Daniel Bastardo Blanco is a Venezuelan PhD student of the Integrated Biomedical Sciences Program of the University of Tennessee Health Science Center, in Memphis TN. He is receiving his scientific training at St. Jude Children's Research Hospital; his work focuses on understanding how T cells consume and process nutrients to produce energy and be able to fight off diseases, tumors, and infections. He graduated Summa Cum Laude from Elmira College, in Upstate New York.

Daniel Bastardo Blanco is a Venezuelan PhD student of the Integrated Biomedical Sciences Program of the University of Tennessee Health Science Center, in Memphis TN. He is receiving his scientific training at St. Jude Children's Research Hospital; his work focuses on understanding how T cells consume and process nutrients to produce energy and be able to fight off diseases, tumors, and infections. He graduated Summa Cum Laude from Elmira College, in Upstate New York.

Why I March For Science

“The future belongs to those who believe in the beauty of their dreams” — Eleanor Roosevelt

We wouldn’t be where we are if it hadn’t been for science. We couldn’t dream of a better future if it were not for science. The establishment of science as an integral part of society might be the most important achievement and most complex endeavor of humanity. From erradicating smallpox to taking humans to space, science has never stopped pushing the boundaries of knowledge. What now seems impossible, science finds the way to make it possible. Science makes dreams happen.

As a young immigrant scientist with big dreams and aspirations, I’m every day more worry about the current environment surrounding science and the scientific enterprise in the US. It’s of great concern for me to see a rise in the anti-vaccination movement, the elevation to positions of power within our education system of evolution deniers, the complete disregard by the current administration for climate change, the absence of scientific advisors to the President, the glorification of so-called “alternative facts”, the dangerous attack against diversity and international collaboration within Science in the name of nationalism, and the ever growing budgetary deficit for research, especially in the basic sciences.

Needless to say, we live in a very complex world. Infectious diseases are getting more difficult to treat due to antibiotics resistance, and environmental catastrophies are becoming more recurrent due to human error in our ever more complicated endeavors and, believe it or not, climate change. The truth is that the more we know, the more complicated our questions become. And with complexity comes more expensive approaches to test hypothesis and a greater need for knowledge integration and collaboration.

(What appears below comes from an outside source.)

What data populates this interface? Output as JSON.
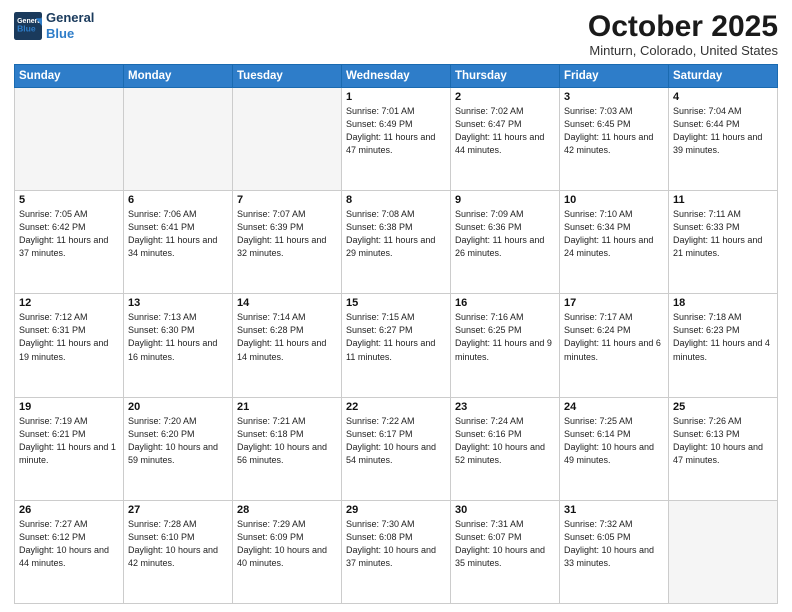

This is not the time to stop discovering, to stop exploring, to stop finding cures, to stop dreaming. No matter the circumstances, I am not stopping and this is why I am marching. I am marching for the progress we have made, for the lives we have saved, for the many times we have touched the sky. But most importantly, I’m marching for the one and only planet Earth we have, for those who are coming after me, for the only field that powers the world, protects humanity, builds the future, and inspires us to dream. I’m marching for my dream to touch people’s lives with my work. I’m marching for Science.